DIRECTIONS FOR THIS TASK >>
The output must match the entries below exactly.

Data about app and page elements
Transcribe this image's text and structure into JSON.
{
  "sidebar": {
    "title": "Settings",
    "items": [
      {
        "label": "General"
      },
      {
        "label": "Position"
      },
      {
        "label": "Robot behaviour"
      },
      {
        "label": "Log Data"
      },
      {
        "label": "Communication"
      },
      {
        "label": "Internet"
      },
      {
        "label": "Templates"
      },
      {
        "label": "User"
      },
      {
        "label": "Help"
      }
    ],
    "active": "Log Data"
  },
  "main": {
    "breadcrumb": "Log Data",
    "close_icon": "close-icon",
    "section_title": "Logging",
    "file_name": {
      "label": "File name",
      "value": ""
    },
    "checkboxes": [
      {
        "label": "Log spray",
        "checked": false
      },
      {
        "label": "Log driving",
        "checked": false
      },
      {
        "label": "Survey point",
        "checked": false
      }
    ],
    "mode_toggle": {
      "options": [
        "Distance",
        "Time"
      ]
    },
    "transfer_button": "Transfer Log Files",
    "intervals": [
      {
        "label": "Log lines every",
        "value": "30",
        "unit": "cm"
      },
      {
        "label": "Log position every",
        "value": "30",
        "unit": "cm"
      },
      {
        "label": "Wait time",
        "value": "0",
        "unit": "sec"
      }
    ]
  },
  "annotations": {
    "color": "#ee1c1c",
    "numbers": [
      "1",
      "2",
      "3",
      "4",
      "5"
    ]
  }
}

EXERCISE ANSWER >>
Transcribe this image's text and structure into JSON.
{
  "sidebar": {
    "title": "Settings",
    "items": [
      {
        "label": "General"
      },
      {
        "label": "Position"
      },
      {
        "label": "Robot behaviour"
      },
      {
        "label": "Log Data"
      },
      {
        "label": "Communication"
      },
      {
        "label": "Internet"
      },
      {
        "label": "Templates"
      },
      {
        "label": "User"
      },
      {
        "label": "Help"
      }
    ],
    "active": "Log Data"
  },
  "main": {
    "breadcrumb": "Log Data",
    "close_icon": "close-icon",
    "section_title": "Logging",
    "file_name": {
      "label": "File name",
      "value": ""
    },
    "checkboxes": [
      {
        "label": "Log spray",
        "checked": false
      },
      {
        "label": "Log driving",
        "checked": false
      },
      {
        "label": "Survey point",
        "checked": false
      }
    ],
    "mode_toggle": {
      "options": [
        "Distance",
        "Time"
      ]
    },
    "transfer_button": "Transfer Log Files",
    "intervals": [
      {
        "label": "Log lines every",
        "value": "30",
        "unit": "cm"
      },
      {
        "label": "Log position every",
        "value": "30",
        "unit": "cm"
      },
      {
        "label": "Wait time",
        "value": "0",
        "unit": "sec"
      }
    ]
  },
  "annotations": {
    "color": "#ee1c1c",
    "numbers": [
      "1",
      "2",
      "3",
      "4",
      "5"
    ]
  }
}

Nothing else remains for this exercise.